'''

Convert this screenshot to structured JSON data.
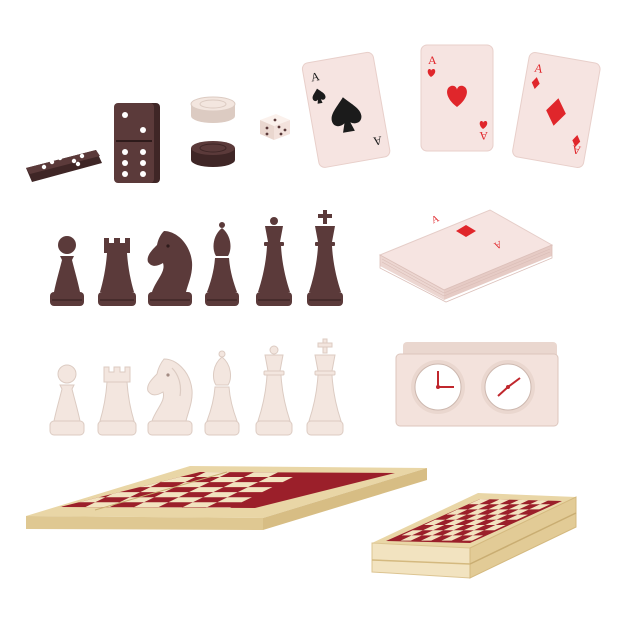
{
  "colors": {
    "background": "#ffffff",
    "dark_piece": "#5b3a3a",
    "dark_piece_shade": "#3f2626",
    "light_piece": "#f3e6df",
    "light_piece_shade": "#dccbc2",
    "card_face": "#f6e4e1",
    "card_red": "#e0262b",
    "card_black": "#1b1b1b",
    "board_light": "#f2e3c0",
    "board_dark": "#9b1f2a",
    "board_edge": "#e9d6a6",
    "clock_body": "#f3e2dc"
  },
  "cards": {
    "rank": "A"
  }
}
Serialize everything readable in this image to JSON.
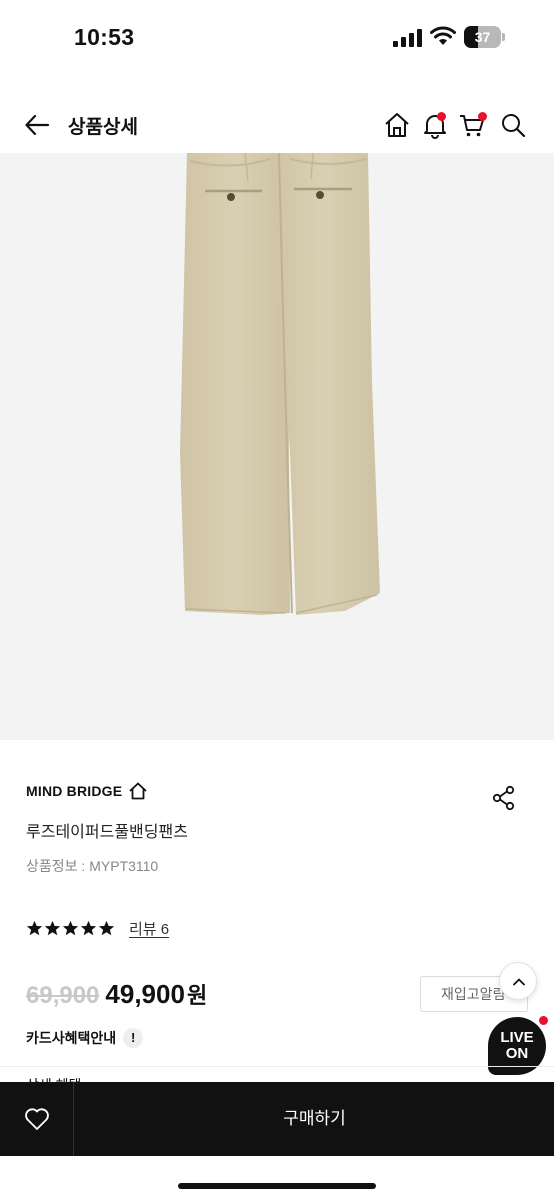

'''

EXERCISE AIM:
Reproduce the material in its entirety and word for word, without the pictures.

TASK RESULT:
Convert this screenshot to structured JSON data.
{
  "colors": {
    "background": "#ffffff",
    "dark_piece": "#5b3a3a",
    "dark_piece_shade": "#3f2626",
    "light_piece": "#f3e6df",
    "light_piece_shade": "#dccbc2",
    "card_face": "#f6e4e1",
    "card_red": "#e0262b",
    "card_black": "#1b1b1b",
    "board_light": "#f2e3c0",
    "board_dark": "#9b1f2a",
    "board_edge": "#e9d6a6",
    "clock_body": "#f3e2dc"
  },
  "cards": {
    "rank": "A"
  }
}
Serialize everything readable in this image to JSON.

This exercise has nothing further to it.